Task:
Every record below must be copied exactly, with images dropped.

------ Source records

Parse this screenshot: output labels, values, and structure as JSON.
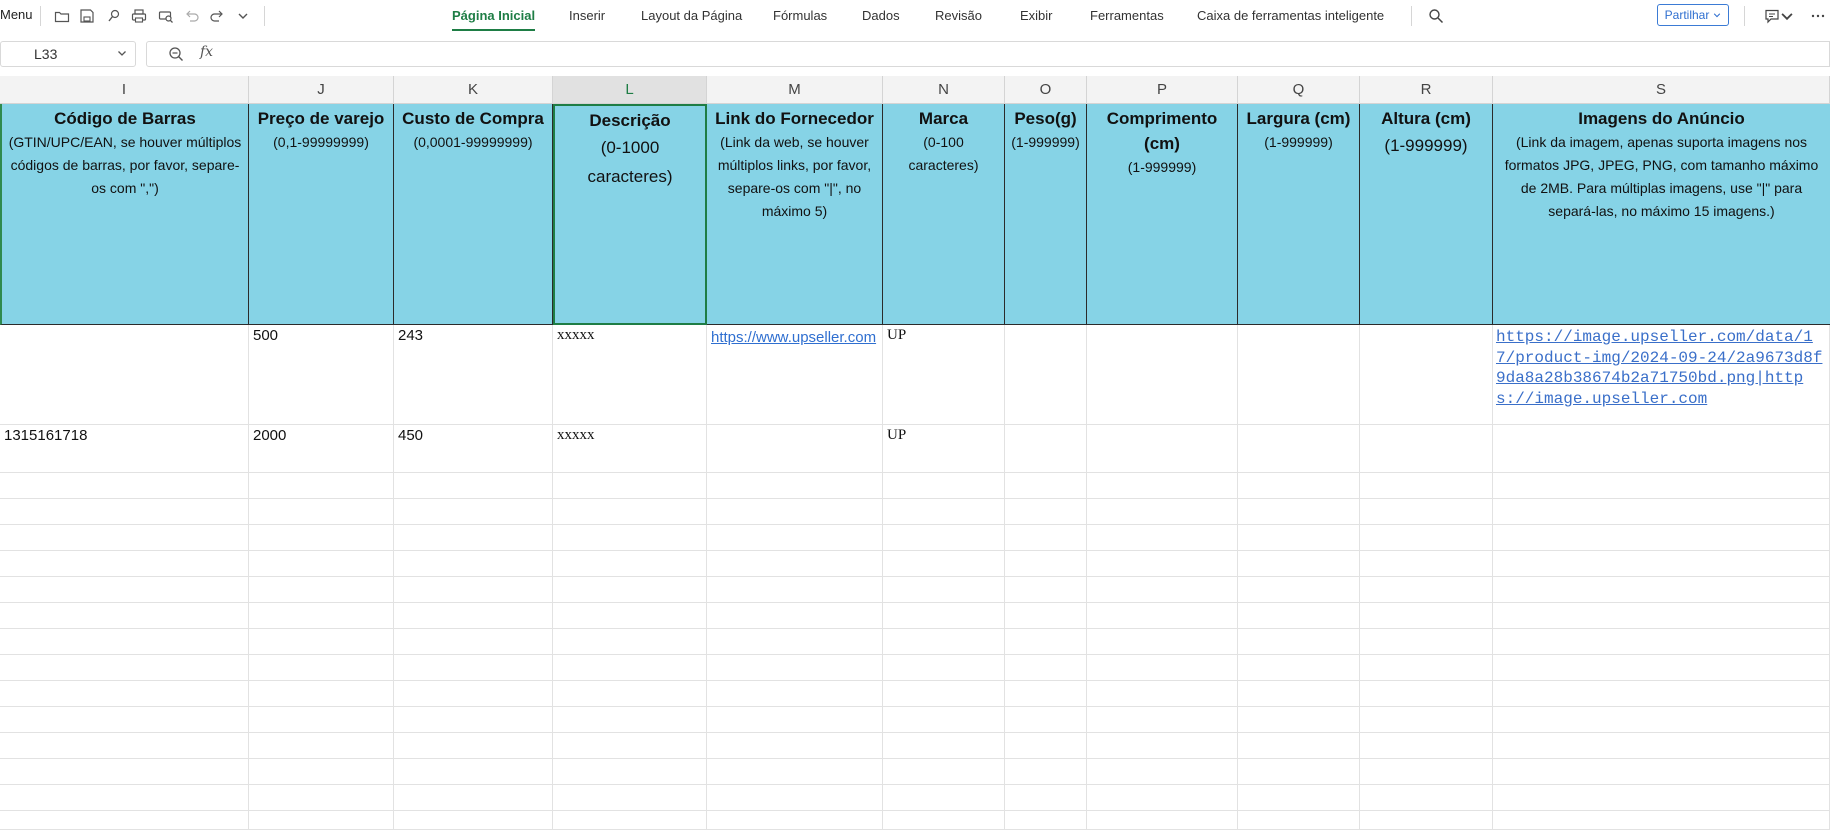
{
  "toolbar": {
    "menu_label": "Menu",
    "tabs": [
      {
        "label": "Página Inicial",
        "active": true
      },
      {
        "label": "Inserir"
      },
      {
        "label": "Layout da Página"
      },
      {
        "label": "Fórmulas"
      },
      {
        "label": "Dados"
      },
      {
        "label": "Revisão"
      },
      {
        "label": "Exibir"
      },
      {
        "label": "Ferramentas"
      },
      {
        "label": "Caixa de ferramentas inteligente"
      }
    ],
    "share_label": "Partilhar"
  },
  "formula_bar": {
    "cell_ref": "L33",
    "fx_label": "fx",
    "value": ""
  },
  "columns": [
    {
      "letter": "I",
      "title": "Código de Barras",
      "subtitle": "(GTIN/UPC/EAN, se houver múltiplos códigos de barras, por favor, separe-os com \",\")"
    },
    {
      "letter": "J",
      "title": "Preço de varejo",
      "subtitle": "(0,1-99999999)"
    },
    {
      "letter": "K",
      "title": "Custo de Compra",
      "subtitle": "(0,0001-99999999)"
    },
    {
      "letter": "L",
      "title": "Descrição",
      "subtitle": "(0-1000 caracteres)",
      "selected": true
    },
    {
      "letter": "M",
      "title": "Link do Fornecedor",
      "subtitle": "(Link da web, se houver múltiplos links, por favor, separe-os com \"|\", no máximo 5)"
    },
    {
      "letter": "N",
      "title": "Marca",
      "subtitle": "(0-100 caracteres)"
    },
    {
      "letter": "O",
      "title": "Peso(g)",
      "subtitle": "(1-999999)"
    },
    {
      "letter": "P",
      "title": "Comprimento (cm)",
      "subtitle": "(1-999999)"
    },
    {
      "letter": "Q",
      "title": "Largura (cm)",
      "subtitle": "(1-999999)"
    },
    {
      "letter": "R",
      "title": "Altura (cm)",
      "subtitle": "(1-999999)"
    },
    {
      "letter": "S",
      "title": "Imagens do Anúncio",
      "subtitle": "(Link da imagem, apenas suporta imagens nos formatos JPG, JPEG, PNG, com tamanho máximo de 2MB. Para múltiplas imagens, use \"|\" para separá-las, no máximo 15 imagens.)"
    }
  ],
  "rows": [
    {
      "I": "",
      "J": "500",
      "K": "243",
      "L": "xxxxx",
      "M": "https://www.upseller.com",
      "N": "UP",
      "O": "",
      "P": "",
      "Q": "",
      "R": "",
      "S": "https://image.upseller.com/data/17/product-img/2024-09-24/2a9673d8f9da8a28b38674b2a71750bd.png|https://image.upseller.com"
    },
    {
      "I": "1315161718",
      "J": "2000",
      "K": "450",
      "L": "xxxxx",
      "M": "",
      "N": "UP",
      "O": "",
      "P": "",
      "Q": "",
      "R": "",
      "S": ""
    }
  ]
}
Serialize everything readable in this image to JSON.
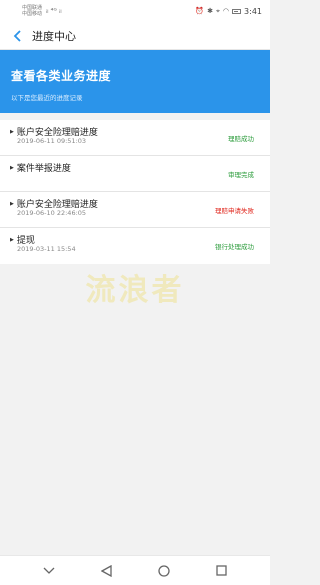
{
  "status_bar": {
    "carrier1": "中国联通",
    "carrier2": "中国移动",
    "signal_text": "ᵢₗ ⁴ᴳ ᵢₗ",
    "time": "3:41"
  },
  "header": {
    "title": "进度中心"
  },
  "banner": {
    "title": "查看各类业务进度",
    "subtitle": "以下是您最近的进度记录"
  },
  "records": [
    {
      "title": "账户安全险理赔进度",
      "date": "2019-06-11 09:51:03",
      "status": "理赔成功",
      "status_type": "success"
    },
    {
      "title": "案件举报进度",
      "date": "",
      "status": "审理完成",
      "status_type": "success"
    },
    {
      "title": "账户安全险理赔进度",
      "date": "2019-06-10 22:46:05",
      "status": "理赔申请失败",
      "status_type": "fail"
    },
    {
      "title": "提现",
      "date": "2019-03-11 15:54",
      "status": "银行处理成功",
      "status_type": "success"
    }
  ],
  "watermark": "流浪者",
  "colors": {
    "banner": "#2b94ea",
    "success": "#2a9b3a",
    "fail": "#e0261c"
  },
  "icons": {
    "back": "chevron-left-icon",
    "nav_collapse": "chevron-down-icon",
    "nav_back": "triangle-back-icon",
    "nav_home": "circle-home-icon",
    "nav_recent": "square-recent-icon"
  }
}
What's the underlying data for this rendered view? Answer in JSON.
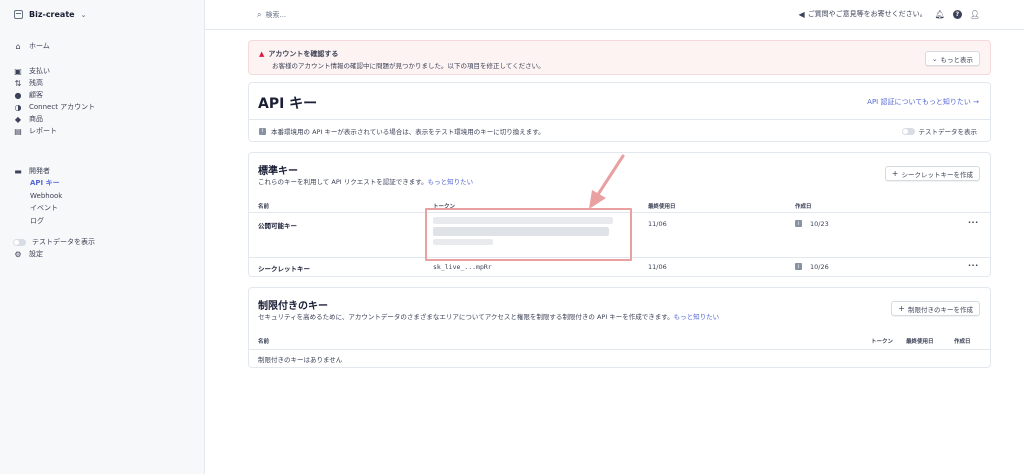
{
  "sidebar": {
    "brand": "Biz-create",
    "items": [
      {
        "icon": "home-icon",
        "glyph": "⌂",
        "label": "ホーム"
      },
      {
        "icon": "payments-icon",
        "glyph": "▣",
        "label": "支払い"
      },
      {
        "icon": "balance-icon",
        "glyph": "⇅",
        "label": "残高"
      },
      {
        "icon": "customers-icon",
        "glyph": "●",
        "label": "顧客"
      },
      {
        "icon": "connect-icon",
        "glyph": "◑",
        "label": "Connect アカウント"
      },
      {
        "icon": "products-icon",
        "glyph": "◆",
        "label": "商品"
      },
      {
        "icon": "reports-icon",
        "glyph": "▤",
        "label": "レポート"
      }
    ],
    "developers": {
      "label": "開発者",
      "subitems": [
        "API キー",
        "Webhook",
        "イベント",
        "ログ"
      ]
    },
    "test_data_label": "テストデータを表示",
    "settings_label": "設定"
  },
  "topbar": {
    "search_placeholder": "検索...",
    "feedback": "ご質問やご意見等をお寄せください。"
  },
  "alert": {
    "title": "アカウントを確認する",
    "text": "お客様のアカウント情報の確認中に問題が見つかりました。以下の項目を修正してください。",
    "button": "もっと表示"
  },
  "api": {
    "title": "API キー",
    "link": "API 認証についてもっと知りたい →",
    "note": "本番環境用の API キーが表示されている場合は、表示をテスト環境用のキーに切り換えます。",
    "test_toggle": "テストデータを表示"
  },
  "standard": {
    "title": "標準キー",
    "desc": "これらのキーを利用して API リクエストを認証できます。",
    "desc_link": "もっと知りたい",
    "create_button": "シークレットキーを作成",
    "columns": {
      "name": "名前",
      "token": "トークン",
      "last_used": "最終使用日",
      "created": "作成日"
    },
    "rows": [
      {
        "name": "公開可能キー",
        "token": "",
        "last_used": "11/06",
        "created": "10/23"
      },
      {
        "name": "シークレットキー",
        "token": "sk_live_...mpRr",
        "last_used": "11/06",
        "created": "10/26"
      }
    ]
  },
  "restricted": {
    "title": "制限付きのキー",
    "desc": "セキュリティを高めるために、アカウントデータのさまざまなエリアについてアクセスと権限を制限する制限付きの API キーを作成できます。",
    "desc_link": "もっと知りたい",
    "create_button": "制限付きのキーを作成",
    "columns": {
      "name": "名前",
      "token": "トークン",
      "last_used": "最終使用日",
      "created": "作成日"
    },
    "empty": "制限付きのキーはありません"
  },
  "colors": {
    "accent": "#5469d4",
    "alert_bg": "#fdf3f3",
    "highlight": "#e8a0a0"
  }
}
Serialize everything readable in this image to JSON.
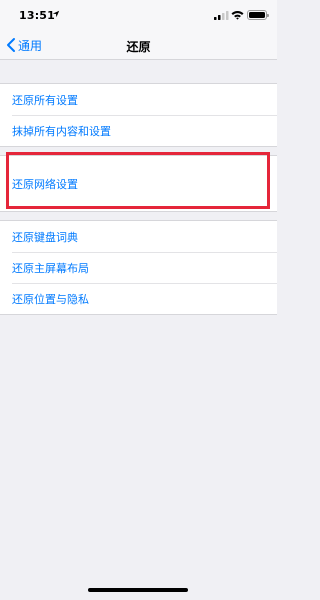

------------

Answer to this task:
Parse this screenshot: output labels, values, and structure as JSON.
{
  "toolbar": {
    "menu_label": "Menu",
    "tabs": [
      {
        "label": "Página Inicial",
        "active": true
      },
      {
        "label": "Inserir"
      },
      {
        "label": "Layout da Página"
      },
      {
        "label": "Fórmulas"
      },
      {
        "label": "Dados"
      },
      {
        "label": "Revisão"
      },
      {
        "label": "Exibir"
      },
      {
        "label": "Ferramentas"
      },
      {
        "label": "Caixa de ferramentas inteligente"
      }
    ],
    "share_label": "Partilhar"
  },
  "formula_bar": {
    "cell_ref": "L33",
    "fx_label": "fx",
    "value": ""
  },
  "columns": [
    {
      "letter": "I",
      "title": "Código de Barras",
      "subtitle": "(GTIN/UPC/EAN, se houver múltiplos códigos de barras, por favor, separe-os com \",\")"
    },
    {
      "letter": "J",
      "title": "Preço de varejo",
      "subtitle": "(0,1-99999999)"
    },
    {
      "letter": "K",
      "title": "Custo de Compra",
      "subtitle": "(0,0001-99999999)"
    },
    {
      "letter": "L",
      "title": "Descrição",
      "subtitle": "(0-1000 caracteres)",
      "selected": true
    },
    {
      "letter": "M",
      "title": "Link do Fornecedor",
      "subtitle": "(Link da web, se houver múltiplos links, por favor, separe-os com \"|\", no máximo 5)"
    },
    {
      "letter": "N",
      "title": "Marca",
      "subtitle": "(0-100 caracteres)"
    },
    {
      "letter": "O",
      "title": "Peso(g)",
      "subtitle": "(1-999999)"
    },
    {
      "letter": "P",
      "title": "Comprimento (cm)",
      "subtitle": "(1-999999)"
    },
    {
      "letter": "Q",
      "title": "Largura (cm)",
      "subtitle": "(1-999999)"
    },
    {
      "letter": "R",
      "title": "Altura (cm)",
      "subtitle": "(1-999999)"
    },
    {
      "letter": "S",
      "title": "Imagens do Anúncio",
      "subtitle": "(Link da imagem, apenas suporta imagens nos formatos JPG, JPEG, PNG, com tamanho máximo de 2MB. Para múltiplas imagens, use \"|\" para separá-las, no máximo 15 imagens.)"
    }
  ],
  "rows": [
    {
      "I": "",
      "J": "500",
      "K": "243",
      "L": "xxxxx",
      "M": "https://www.upseller.com",
      "N": "UP",
      "O": "",
      "P": "",
      "Q": "",
      "R": "",
      "S": "https://image.upseller.com/data/17/product-img/2024-09-24/2a9673d8f9da8a28b38674b2a71750bd.png|https://image.upseller.com"
    },
    {
      "I": "1315161718",
      "J": "2000",
      "K": "450",
      "L": "xxxxx",
      "M": "",
      "N": "UP",
      "O": "",
      "P": "",
      "Q": "",
      "R": "",
      "S": ""
    }
  ]
}
Serialize everything readable in this image to JSON.
{
  "status_bar": {
    "carrier1": "中国联通",
    "carrier2": "中国移动",
    "signal_text": "ᵢₗ ⁴ᴳ ᵢₗ",
    "time": "3:41"
  },
  "header": {
    "title": "进度中心"
  },
  "banner": {
    "title": "查看各类业务进度",
    "subtitle": "以下是您最近的进度记录"
  },
  "records": [
    {
      "title": "账户安全险理赔进度",
      "date": "2019-06-11 09:51:03",
      "status": "理赔成功",
      "status_type": "success"
    },
    {
      "title": "案件举报进度",
      "date": "",
      "status": "审理完成",
      "status_type": "success"
    },
    {
      "title": "账户安全险理赔进度",
      "date": "2019-06-10 22:46:05",
      "status": "理赔申请失败",
      "status_type": "fail"
    },
    {
      "title": "提现",
      "date": "2019-03-11 15:54",
      "status": "银行处理成功",
      "status_type": "success"
    }
  ],
  "watermark": "流浪者",
  "colors": {
    "banner": "#2b94ea",
    "success": "#2a9b3a",
    "fail": "#e0261c"
  },
  "icons": {
    "back": "chevron-left-icon",
    "nav_collapse": "chevron-down-icon",
    "nav_back": "triangle-back-icon",
    "nav_home": "circle-home-icon",
    "nav_recent": "square-recent-icon"
  }
}
What's the underlying data for this rendered view? Answer in JSON.
{
  "sidebar": {
    "brand": "Biz-create",
    "items": [
      {
        "icon": "home-icon",
        "glyph": "⌂",
        "label": "ホーム"
      },
      {
        "icon": "payments-icon",
        "glyph": "▣",
        "label": "支払い"
      },
      {
        "icon": "balance-icon",
        "glyph": "⇅",
        "label": "残高"
      },
      {
        "icon": "customers-icon",
        "glyph": "●",
        "label": "顧客"
      },
      {
        "icon": "connect-icon",
        "glyph": "◑",
        "label": "Connect アカウント"
      },
      {
        "icon": "products-icon",
        "glyph": "◆",
        "label": "商品"
      },
      {
        "icon": "reports-icon",
        "glyph": "▤",
        "label": "レポート"
      }
    ],
    "developers": {
      "label": "開発者",
      "subitems": [
        "API キー",
        "Webhook",
        "イベント",
        "ログ"
      ]
    },
    "test_data_label": "テストデータを表示",
    "settings_label": "設定"
  },
  "topbar": {
    "search_placeholder": "検索...",
    "feedback": "ご質問やご意見等をお寄せください。"
  },
  "alert": {
    "title": "アカウントを確認する",
    "text": "お客様のアカウント情報の確認中に問題が見つかりました。以下の項目を修正してください。",
    "button": "もっと表示"
  },
  "api": {
    "title": "API キー",
    "link": "API 認証についてもっと知りたい →",
    "note": "本番環境用の API キーが表示されている場合は、表示をテスト環境用のキーに切り換えます。",
    "test_toggle": "テストデータを表示"
  },
  "standard": {
    "title": "標準キー",
    "desc": "これらのキーを利用して API リクエストを認証できます。",
    "desc_link": "もっと知りたい",
    "create_button": "シークレットキーを作成",
    "columns": {
      "name": "名前",
      "token": "トークン",
      "last_used": "最終使用日",
      "created": "作成日"
    },
    "rows": [
      {
        "name": "公開可能キー",
        "token": "",
        "last_used": "11/06",
        "created": "10/23"
      },
      {
        "name": "シークレットキー",
        "token": "sk_live_...mpRr",
        "last_used": "11/06",
        "created": "10/26"
      }
    ]
  },
  "restricted": {
    "title": "制限付きのキー",
    "desc": "セキュリティを高めるために、アカウントデータのさまざまなエリアについてアクセスと権限を制限する制限付きの API キーを作成できます。",
    "desc_link": "もっと知りたい",
    "create_button": "制限付きのキーを作成",
    "columns": {
      "name": "名前",
      "token": "トークン",
      "last_used": "最終使用日",
      "created": "作成日"
    },
    "empty": "制限付きのキーはありません"
  },
  "colors": {
    "accent": "#5469d4",
    "alert_bg": "#fdf3f3",
    "highlight": "#e8a0a0"
  }
}
Serialize everything readable in this image to JSON.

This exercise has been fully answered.